In terms of the actual interaction, the aim is not only to create good candidate experience but to also make it memorable to build your employer brand. Specialized recruiters are a growing trend, but the truly specialized recruiter of the future is more than someone who recruited in a certain industry ‒ he actually comes from it. These insiders speak the same language as the candidates, and they have the highest credibility among them. Personal touch and personal interactions are important factors in making the recruitment process memorable.
We tend to build emotional connections with people we see on a screen ‒ a facet of human behavior we know too well from mass media consumption. Pre-recorded video interview questions have the advantage of showing the team to the candidates early on in the process, even in cases where the candidates do not reach latter stages in the hiring process. Comparing the memorability of this to a name signed in an email or a LinkedIn profile, there is no doubt which serves the long-term goals better.
When preparing for the future of recruitment communications, we must consider the increased role of mobile platforms. This means more than optimizing a career page for mobile (which is an absolute necessity). In the usual application process, a CV has to be submitted at a certain point, and that is something not frequently available on a mobile device. Diverting mobile visitors to a computer results in loss of candidates, so the application process should be modified.
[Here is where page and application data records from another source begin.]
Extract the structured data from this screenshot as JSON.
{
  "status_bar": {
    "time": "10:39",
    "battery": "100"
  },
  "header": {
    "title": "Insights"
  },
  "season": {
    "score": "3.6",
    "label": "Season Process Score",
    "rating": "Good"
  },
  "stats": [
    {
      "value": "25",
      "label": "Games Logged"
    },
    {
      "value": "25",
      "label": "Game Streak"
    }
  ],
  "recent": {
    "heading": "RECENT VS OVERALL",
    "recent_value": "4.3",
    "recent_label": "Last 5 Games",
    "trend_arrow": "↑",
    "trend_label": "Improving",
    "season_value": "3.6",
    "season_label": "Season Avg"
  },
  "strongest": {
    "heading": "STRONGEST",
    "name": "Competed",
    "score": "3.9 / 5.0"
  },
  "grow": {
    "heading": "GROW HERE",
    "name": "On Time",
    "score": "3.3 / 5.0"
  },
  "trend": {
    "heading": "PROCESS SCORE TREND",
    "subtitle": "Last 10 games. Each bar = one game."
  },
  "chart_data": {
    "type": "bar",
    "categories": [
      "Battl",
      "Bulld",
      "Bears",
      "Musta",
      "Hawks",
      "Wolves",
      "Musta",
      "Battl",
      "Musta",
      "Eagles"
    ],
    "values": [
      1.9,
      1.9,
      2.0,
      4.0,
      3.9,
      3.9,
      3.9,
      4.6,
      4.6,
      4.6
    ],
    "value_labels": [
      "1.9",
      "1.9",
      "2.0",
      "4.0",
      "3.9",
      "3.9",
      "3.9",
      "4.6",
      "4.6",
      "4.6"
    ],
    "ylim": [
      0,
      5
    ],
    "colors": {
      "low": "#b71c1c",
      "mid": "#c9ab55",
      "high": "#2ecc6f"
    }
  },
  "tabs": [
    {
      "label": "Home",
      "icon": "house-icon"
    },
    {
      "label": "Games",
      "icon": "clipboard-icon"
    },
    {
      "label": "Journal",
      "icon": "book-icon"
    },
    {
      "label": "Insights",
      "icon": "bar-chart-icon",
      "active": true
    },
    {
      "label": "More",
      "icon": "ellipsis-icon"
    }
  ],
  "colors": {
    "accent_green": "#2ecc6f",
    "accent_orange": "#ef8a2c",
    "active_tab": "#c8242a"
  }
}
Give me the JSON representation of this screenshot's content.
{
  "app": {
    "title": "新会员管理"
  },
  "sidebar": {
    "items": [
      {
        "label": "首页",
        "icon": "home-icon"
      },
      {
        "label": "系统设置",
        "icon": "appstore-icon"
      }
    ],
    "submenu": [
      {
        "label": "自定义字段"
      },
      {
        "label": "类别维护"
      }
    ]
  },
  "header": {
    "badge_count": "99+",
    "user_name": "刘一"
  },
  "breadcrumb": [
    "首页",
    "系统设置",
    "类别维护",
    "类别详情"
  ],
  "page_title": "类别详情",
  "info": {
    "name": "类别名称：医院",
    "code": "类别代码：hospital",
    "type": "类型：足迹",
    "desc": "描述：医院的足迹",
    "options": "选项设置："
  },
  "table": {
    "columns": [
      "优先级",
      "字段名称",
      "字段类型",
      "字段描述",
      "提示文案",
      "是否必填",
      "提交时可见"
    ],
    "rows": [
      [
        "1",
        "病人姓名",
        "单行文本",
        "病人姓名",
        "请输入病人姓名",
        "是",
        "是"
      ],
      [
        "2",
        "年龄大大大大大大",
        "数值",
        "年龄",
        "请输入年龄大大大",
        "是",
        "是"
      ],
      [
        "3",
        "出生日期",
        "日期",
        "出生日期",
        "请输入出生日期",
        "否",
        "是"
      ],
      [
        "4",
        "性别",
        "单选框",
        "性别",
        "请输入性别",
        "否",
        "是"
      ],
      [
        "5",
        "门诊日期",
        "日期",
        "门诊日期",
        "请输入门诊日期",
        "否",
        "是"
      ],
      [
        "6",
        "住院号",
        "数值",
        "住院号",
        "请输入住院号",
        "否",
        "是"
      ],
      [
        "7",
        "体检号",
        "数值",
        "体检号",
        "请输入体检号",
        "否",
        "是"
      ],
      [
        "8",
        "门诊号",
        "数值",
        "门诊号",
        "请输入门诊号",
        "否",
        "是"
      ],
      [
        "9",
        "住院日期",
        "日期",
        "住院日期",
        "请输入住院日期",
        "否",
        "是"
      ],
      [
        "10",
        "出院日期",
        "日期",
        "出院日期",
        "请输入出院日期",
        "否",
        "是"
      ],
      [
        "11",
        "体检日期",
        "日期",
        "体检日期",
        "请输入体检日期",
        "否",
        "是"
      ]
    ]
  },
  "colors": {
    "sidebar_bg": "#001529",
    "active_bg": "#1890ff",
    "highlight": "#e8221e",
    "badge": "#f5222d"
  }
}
Either by allowing a social site to help with the process or by just gathering limited information that we can follow up later, we can make recruitment truly mobile.
fuel for innovation
The general sentiment in the recruiting community is clear: there has never been a better time for new ideas. Advancements in technology and methodology provide fuel for incremental improvements along the entire spectrum of the recruiting process. Thanks to advanced validation, prototyping, testing, implementation, and scaling practices, it is relatively inexpensive, fast, and uncomplicated to try new things in the increasingly digitized world. The potential payoff from these efforts can be huge, so innovation should not be a burden but a source of optimism for companies.
Skilled recruiting systems-builders concentrate on the most efficient processes and the seamless integration of trusted technologies and methodologies but also keep an eye out for emerging platforms and actively pursue innovation on their own as well.
We may not yet know exactly how the future of recruitment will look like, but we know exactly how to get there: by making the most of what we know now and continuously pushing to come up with better solutions at the same time. Talent and the need for talent are always there; how we bring them together makes all the difference.